Trade-in guarantee liability is classified within level 3 of the fair value hierarchy because the fair value measurement is based on inputs that are not observable in the market, including the probability and timing of a customer upgrading to a new device and the value of the upgraded device.
The methods described above may produce a fair value calculation that may not be indicative of net realizable value or reflective of future fair values. Furthermore, while the Company believes its valuation methods are appropriate and consistent with other market participants, the use of different methodologies or assumptions to determine the fair value of certain financial instruments could result in a different fair value measurement at the reporting date.
The following tables sets forth by level, within the fair value hierarchy, the Company’s assets and liabilities at fair value:
The table below sets forth a summary of changes in the fair value of the Company’s level 3 liabilities for the six months ended June 30, 2020 and 2019:

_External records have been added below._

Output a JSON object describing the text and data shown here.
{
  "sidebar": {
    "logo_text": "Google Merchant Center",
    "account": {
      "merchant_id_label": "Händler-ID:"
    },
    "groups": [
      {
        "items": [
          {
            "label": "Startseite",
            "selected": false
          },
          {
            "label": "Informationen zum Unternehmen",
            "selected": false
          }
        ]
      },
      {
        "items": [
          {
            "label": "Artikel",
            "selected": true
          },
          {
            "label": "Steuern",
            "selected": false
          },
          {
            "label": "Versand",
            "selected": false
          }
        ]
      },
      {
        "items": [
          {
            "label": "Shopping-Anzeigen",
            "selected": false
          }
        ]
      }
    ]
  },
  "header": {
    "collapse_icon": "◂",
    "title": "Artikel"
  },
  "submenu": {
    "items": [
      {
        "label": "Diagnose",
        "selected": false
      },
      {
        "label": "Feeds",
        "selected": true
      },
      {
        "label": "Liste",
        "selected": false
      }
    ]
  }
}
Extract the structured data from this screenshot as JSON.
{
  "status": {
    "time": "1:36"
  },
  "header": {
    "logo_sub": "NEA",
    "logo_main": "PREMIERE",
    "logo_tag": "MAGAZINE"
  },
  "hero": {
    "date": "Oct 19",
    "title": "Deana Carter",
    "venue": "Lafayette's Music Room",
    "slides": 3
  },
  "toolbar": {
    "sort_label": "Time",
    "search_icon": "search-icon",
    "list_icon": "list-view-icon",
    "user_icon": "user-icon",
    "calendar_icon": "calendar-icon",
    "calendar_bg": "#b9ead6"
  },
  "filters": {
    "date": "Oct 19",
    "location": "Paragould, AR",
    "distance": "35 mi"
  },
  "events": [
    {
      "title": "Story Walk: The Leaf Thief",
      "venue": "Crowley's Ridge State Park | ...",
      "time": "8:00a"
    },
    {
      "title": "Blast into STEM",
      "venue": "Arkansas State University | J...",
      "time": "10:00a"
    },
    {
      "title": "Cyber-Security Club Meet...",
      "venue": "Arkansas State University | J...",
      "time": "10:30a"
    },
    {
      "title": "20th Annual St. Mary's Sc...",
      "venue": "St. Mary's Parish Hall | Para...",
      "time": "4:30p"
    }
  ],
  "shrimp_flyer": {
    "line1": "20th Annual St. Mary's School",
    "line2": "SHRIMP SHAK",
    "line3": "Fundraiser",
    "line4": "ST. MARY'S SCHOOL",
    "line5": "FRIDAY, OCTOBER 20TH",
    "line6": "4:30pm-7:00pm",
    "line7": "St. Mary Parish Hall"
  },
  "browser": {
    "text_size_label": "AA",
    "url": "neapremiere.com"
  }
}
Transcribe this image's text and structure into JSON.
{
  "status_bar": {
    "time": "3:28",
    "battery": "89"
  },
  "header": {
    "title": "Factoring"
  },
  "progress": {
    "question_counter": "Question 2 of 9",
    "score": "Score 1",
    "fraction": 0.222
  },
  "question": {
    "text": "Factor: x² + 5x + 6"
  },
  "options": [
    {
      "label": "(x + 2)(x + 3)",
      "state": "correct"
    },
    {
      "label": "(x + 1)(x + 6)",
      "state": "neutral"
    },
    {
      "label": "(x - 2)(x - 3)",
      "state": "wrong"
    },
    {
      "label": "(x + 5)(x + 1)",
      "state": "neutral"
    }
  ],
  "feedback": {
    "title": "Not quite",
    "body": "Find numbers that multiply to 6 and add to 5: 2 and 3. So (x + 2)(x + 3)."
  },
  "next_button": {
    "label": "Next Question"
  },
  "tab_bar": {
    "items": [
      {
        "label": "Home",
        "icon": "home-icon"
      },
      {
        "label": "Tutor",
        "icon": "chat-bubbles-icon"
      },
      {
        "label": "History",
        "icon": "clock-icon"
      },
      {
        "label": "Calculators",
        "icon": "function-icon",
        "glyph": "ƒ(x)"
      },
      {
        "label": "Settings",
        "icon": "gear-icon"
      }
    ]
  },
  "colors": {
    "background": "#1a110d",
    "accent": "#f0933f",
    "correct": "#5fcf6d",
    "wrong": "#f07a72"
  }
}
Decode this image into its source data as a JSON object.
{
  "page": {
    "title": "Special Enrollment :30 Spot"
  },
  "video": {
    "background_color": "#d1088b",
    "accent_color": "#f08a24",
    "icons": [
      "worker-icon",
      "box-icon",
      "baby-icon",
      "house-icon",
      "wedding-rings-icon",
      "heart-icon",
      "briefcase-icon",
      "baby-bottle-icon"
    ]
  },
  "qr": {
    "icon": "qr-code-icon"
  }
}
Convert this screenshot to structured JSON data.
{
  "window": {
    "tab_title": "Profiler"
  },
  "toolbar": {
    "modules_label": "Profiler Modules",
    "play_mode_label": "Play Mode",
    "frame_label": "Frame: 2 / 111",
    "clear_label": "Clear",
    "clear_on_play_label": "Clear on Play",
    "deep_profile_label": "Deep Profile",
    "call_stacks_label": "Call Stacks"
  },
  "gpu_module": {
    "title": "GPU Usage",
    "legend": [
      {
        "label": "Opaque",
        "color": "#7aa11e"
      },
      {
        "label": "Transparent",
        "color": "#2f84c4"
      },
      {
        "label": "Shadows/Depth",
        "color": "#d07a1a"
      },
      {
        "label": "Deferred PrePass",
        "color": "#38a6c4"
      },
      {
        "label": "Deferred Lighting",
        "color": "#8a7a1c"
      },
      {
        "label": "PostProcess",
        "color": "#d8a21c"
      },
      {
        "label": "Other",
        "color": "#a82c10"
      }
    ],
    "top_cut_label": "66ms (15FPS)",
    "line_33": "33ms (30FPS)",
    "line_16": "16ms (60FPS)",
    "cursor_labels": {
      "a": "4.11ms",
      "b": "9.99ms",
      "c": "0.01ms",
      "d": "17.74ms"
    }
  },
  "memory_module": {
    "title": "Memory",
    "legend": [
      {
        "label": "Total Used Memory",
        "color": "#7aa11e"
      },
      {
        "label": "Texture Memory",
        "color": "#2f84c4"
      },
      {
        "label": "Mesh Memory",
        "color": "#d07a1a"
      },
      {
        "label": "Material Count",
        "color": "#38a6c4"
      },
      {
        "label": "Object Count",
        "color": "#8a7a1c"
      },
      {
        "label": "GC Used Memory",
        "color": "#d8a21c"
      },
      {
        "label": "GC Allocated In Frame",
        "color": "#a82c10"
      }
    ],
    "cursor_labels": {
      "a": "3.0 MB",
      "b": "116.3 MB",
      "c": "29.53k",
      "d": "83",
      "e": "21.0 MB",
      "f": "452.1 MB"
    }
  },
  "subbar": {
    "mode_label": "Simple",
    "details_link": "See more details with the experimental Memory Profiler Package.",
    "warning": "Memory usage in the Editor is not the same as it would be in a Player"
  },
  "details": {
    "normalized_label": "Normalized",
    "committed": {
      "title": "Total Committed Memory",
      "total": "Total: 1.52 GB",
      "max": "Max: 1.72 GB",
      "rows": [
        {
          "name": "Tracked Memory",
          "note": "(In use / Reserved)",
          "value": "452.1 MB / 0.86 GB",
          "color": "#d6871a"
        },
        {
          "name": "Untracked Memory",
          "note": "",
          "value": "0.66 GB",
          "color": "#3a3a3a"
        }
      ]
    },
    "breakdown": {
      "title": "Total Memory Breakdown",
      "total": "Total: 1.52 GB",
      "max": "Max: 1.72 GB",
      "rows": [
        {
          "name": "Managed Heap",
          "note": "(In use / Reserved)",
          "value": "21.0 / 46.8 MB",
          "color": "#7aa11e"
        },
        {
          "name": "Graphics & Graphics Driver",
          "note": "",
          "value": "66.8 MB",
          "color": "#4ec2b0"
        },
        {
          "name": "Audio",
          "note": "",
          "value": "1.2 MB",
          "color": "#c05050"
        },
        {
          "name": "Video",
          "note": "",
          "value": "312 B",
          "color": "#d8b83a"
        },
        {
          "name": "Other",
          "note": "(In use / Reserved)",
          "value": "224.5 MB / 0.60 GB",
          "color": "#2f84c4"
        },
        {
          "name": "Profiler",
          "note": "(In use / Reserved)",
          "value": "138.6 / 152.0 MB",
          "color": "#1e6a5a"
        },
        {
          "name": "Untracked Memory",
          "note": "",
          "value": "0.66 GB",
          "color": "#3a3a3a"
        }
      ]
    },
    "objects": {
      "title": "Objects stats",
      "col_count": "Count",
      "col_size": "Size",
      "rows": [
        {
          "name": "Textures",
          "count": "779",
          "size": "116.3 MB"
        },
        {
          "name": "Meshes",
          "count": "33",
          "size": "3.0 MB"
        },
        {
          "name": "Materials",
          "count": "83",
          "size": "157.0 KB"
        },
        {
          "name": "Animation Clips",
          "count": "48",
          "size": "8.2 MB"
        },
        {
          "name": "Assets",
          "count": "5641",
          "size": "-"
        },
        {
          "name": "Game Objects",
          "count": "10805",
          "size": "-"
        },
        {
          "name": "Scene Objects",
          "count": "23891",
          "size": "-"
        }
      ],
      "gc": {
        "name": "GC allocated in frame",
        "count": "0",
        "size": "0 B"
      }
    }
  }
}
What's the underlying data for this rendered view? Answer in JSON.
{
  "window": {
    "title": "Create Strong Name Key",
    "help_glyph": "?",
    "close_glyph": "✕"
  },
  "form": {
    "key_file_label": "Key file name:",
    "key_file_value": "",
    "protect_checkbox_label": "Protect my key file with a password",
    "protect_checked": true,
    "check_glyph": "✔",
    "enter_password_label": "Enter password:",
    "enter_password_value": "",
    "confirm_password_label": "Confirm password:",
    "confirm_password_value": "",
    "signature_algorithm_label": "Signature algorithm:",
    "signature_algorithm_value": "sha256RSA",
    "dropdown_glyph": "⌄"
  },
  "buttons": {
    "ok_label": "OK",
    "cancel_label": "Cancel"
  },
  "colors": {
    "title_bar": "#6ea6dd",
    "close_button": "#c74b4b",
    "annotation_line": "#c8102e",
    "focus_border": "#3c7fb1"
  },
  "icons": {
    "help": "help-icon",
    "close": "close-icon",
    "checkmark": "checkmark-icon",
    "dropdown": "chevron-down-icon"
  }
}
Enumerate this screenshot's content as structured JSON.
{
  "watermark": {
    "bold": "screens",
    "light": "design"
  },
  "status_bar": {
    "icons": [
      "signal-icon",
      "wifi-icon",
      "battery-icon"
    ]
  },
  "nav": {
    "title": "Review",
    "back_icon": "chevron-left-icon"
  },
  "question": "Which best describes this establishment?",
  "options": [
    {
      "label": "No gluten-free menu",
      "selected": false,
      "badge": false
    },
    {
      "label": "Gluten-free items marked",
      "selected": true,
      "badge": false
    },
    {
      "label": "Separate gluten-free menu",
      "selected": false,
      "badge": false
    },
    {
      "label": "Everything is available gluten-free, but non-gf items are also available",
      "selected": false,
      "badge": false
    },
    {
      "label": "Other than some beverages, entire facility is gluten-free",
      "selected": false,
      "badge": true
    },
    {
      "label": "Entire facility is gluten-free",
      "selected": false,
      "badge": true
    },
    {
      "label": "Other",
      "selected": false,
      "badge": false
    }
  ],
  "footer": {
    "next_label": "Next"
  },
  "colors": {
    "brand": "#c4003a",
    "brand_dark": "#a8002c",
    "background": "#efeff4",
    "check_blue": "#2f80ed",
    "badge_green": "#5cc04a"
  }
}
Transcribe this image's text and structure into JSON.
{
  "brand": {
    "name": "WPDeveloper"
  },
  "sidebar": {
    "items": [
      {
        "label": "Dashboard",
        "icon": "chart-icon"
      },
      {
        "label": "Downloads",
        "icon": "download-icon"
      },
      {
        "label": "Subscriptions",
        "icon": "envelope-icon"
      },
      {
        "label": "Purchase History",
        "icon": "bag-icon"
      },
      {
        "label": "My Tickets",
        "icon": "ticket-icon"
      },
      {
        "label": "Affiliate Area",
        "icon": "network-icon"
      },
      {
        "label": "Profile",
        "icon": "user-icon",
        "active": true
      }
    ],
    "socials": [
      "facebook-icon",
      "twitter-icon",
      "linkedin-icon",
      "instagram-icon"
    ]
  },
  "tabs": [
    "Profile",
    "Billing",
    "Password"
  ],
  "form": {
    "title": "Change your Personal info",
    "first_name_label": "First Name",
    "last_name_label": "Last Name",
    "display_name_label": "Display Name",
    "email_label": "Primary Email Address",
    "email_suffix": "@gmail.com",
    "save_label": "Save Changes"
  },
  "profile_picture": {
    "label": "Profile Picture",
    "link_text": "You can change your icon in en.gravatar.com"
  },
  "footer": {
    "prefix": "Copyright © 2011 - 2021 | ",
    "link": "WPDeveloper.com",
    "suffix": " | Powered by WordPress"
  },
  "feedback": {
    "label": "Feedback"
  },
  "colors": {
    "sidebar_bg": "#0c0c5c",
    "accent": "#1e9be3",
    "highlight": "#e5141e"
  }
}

The entire disclosure for the fair value of financial instruments (as defined), including financial assets and financial liabilities (collectively, as defined), and the measurements of those instruments as well as disclosures related to the fair value of non-financial assets and liabilities. Such disclosures about the financial instruments, assets, and liabilities would include: (1) the fair value of the required items together with their carrying amounts (as appropriate); (2) for items for which it is not practicable to estimate fair value, disclosure would include: (a) information pertinent to estimating fair value (including, carrying amount, effective interest rate, and maturity, and (b) the reasons why it is not practicable to estimate fair value; (3) significant concentrations of credit risk including: (a) information about the activity, region, or economic characteristics identifying a concentration, (b) the maximum amount of loss the entity is exposed to based on the gross fair value of the related item, (c) policy for requiring collateral or other security and information as to accessing such collateral or security, and (d) the nature and brief description of such collateral or security; (4) quantitative information about market risks and how such risks are managed; (5) for items measured on both a recurring and nonrecurring basis information regarding the inputs used to develop the fair value measurement; and (6) for items presented in the financial statement for which fair value measurement is elected: (a) information necessary to understand the reasons for the election, (b) discussion of the effect of fair value changes on earnings, (c) a description of [similar groups] items for which the election is made and the relation thereof to the balance sheet, the aggregate carrying value of items included in the balance sheet that are not eligible for the election; (7) all other required (as defined) and desired information.
Reference 1: http://www.xbrl.org/2003/role/disclosureRef